→ PROBLEM STATEMENT:
Copy out each line below containing "number".

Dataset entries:

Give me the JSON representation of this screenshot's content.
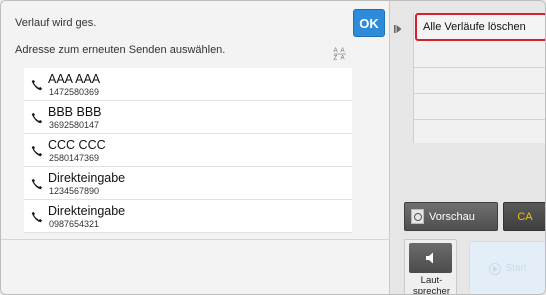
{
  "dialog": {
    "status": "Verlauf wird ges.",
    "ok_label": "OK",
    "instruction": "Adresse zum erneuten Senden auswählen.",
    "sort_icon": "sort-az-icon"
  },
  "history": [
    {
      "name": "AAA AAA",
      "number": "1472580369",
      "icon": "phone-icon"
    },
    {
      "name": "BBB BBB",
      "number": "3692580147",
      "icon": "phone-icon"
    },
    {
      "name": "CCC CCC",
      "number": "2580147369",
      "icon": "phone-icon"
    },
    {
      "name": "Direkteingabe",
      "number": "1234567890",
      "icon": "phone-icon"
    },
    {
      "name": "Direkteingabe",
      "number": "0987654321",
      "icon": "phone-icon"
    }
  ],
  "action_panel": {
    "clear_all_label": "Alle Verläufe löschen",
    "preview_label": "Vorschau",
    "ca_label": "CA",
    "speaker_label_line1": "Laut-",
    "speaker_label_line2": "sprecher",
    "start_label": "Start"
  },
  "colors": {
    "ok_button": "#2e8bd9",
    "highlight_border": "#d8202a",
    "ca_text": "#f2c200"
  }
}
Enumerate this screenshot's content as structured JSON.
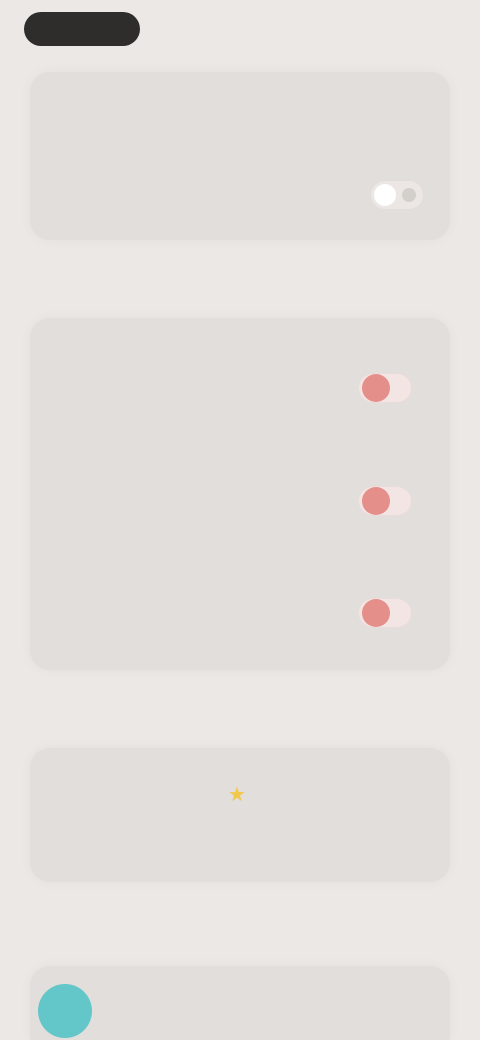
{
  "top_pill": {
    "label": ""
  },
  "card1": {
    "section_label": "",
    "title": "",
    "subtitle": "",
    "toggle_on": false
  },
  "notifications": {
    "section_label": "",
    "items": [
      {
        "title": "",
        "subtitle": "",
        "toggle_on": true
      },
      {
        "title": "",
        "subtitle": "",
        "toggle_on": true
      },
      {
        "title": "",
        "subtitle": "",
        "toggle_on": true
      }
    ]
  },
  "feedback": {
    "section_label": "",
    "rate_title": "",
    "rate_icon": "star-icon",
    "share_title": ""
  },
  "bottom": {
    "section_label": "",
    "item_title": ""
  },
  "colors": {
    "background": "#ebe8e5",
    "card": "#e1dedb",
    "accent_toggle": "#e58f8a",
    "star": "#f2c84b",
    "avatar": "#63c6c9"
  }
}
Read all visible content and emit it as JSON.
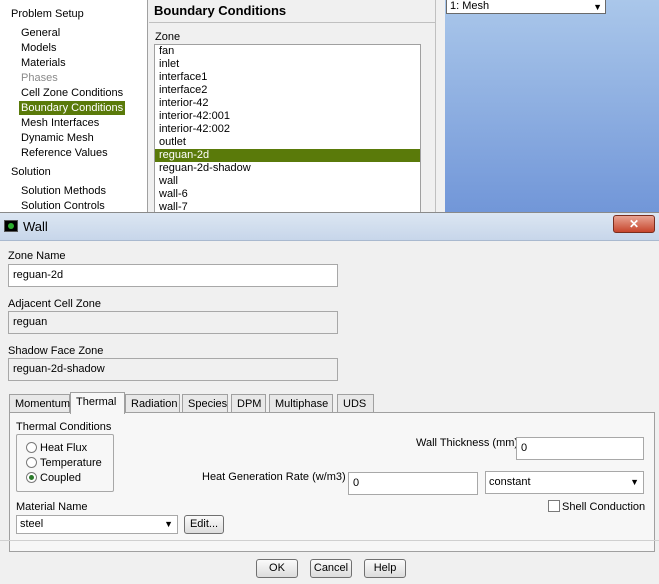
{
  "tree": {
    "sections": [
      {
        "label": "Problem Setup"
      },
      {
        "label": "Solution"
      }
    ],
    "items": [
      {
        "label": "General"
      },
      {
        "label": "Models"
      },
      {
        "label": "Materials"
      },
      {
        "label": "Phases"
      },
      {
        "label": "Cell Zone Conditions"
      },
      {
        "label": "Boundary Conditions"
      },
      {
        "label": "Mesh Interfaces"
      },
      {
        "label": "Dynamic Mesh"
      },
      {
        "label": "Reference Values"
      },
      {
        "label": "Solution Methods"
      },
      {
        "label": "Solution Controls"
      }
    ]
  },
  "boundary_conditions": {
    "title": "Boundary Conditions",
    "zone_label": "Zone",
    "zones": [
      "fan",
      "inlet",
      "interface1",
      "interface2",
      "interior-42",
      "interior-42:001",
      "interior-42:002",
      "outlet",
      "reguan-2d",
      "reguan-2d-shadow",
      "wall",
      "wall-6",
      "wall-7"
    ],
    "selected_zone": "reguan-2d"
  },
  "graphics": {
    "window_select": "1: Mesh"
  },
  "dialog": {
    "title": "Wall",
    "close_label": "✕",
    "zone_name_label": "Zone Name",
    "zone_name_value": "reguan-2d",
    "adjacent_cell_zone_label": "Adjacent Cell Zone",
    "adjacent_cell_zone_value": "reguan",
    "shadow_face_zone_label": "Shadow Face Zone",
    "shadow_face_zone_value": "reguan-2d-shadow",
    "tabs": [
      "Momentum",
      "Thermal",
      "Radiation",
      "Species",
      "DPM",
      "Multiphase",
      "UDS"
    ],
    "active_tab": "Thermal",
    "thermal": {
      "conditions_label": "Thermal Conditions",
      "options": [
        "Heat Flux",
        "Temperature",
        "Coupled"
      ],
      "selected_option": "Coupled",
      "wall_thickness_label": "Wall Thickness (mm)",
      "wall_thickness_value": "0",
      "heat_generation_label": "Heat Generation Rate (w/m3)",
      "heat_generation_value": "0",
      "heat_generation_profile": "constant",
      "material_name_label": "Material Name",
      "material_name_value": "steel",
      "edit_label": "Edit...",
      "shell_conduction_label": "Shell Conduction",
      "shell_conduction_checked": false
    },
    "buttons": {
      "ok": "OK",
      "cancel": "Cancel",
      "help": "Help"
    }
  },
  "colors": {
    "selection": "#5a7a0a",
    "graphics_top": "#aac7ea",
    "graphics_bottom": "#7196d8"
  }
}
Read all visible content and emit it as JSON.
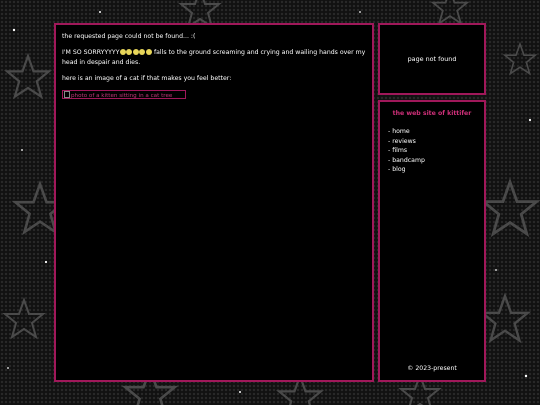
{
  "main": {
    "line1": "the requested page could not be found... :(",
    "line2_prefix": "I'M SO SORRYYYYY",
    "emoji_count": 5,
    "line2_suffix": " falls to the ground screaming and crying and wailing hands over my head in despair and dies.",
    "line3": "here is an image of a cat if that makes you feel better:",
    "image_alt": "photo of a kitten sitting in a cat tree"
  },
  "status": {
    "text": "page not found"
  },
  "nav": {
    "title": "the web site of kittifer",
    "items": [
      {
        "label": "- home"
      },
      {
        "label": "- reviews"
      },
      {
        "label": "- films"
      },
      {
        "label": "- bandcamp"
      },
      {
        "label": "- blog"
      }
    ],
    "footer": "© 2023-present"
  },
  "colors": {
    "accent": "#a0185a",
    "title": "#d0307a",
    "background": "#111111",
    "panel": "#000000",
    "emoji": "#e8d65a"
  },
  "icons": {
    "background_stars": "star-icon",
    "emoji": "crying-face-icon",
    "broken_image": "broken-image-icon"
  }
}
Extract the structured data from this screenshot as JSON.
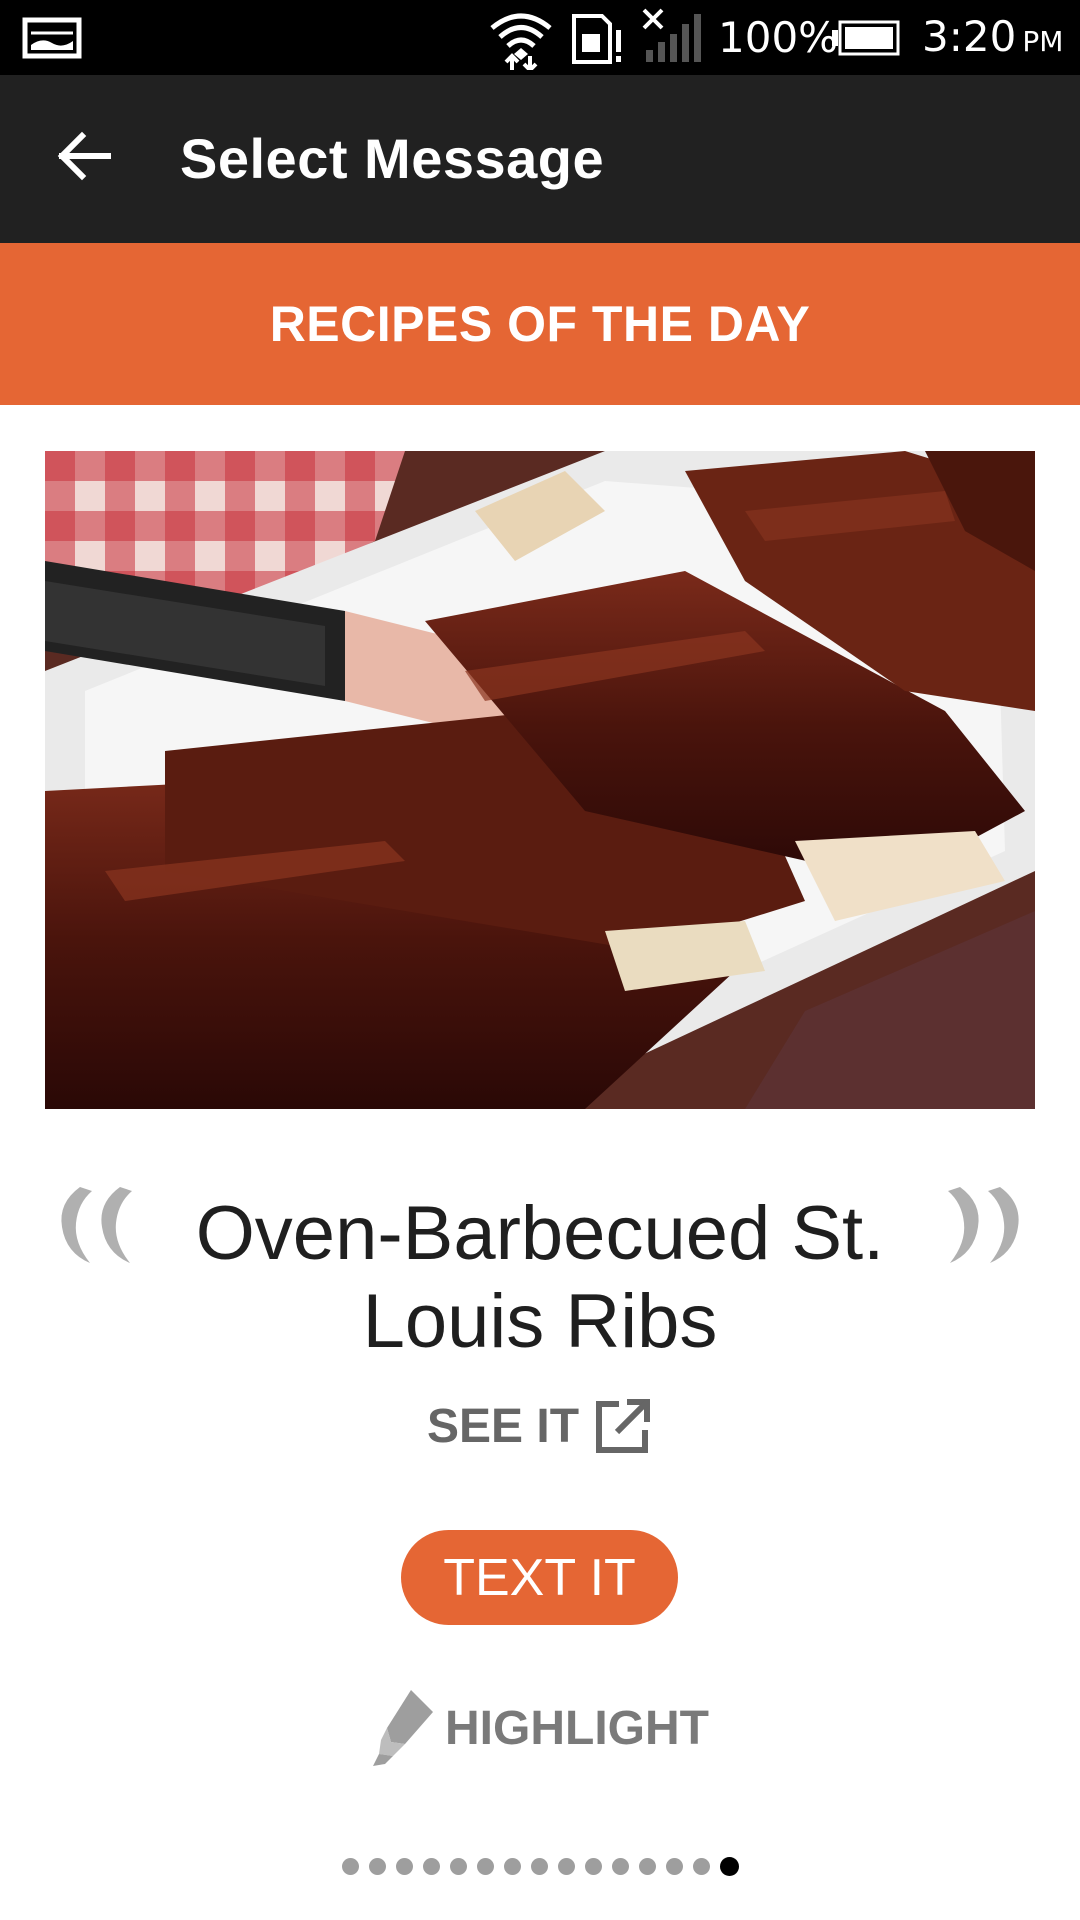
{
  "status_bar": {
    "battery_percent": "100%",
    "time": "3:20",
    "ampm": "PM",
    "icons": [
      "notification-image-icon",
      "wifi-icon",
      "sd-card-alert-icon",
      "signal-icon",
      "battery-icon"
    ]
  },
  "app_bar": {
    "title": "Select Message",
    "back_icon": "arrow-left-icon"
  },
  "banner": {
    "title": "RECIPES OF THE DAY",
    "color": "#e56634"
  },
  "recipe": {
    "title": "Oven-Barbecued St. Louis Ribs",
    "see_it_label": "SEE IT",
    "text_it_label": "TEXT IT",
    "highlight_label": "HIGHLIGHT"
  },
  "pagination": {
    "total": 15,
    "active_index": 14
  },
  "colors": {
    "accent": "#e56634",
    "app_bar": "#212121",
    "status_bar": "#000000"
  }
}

→ REPLY TO THE TASK:
      "number": "1472580369",
      "number": "3692580147",
      "number": "2580147369",
      "number": "1234567890",
      "number": "0987654321",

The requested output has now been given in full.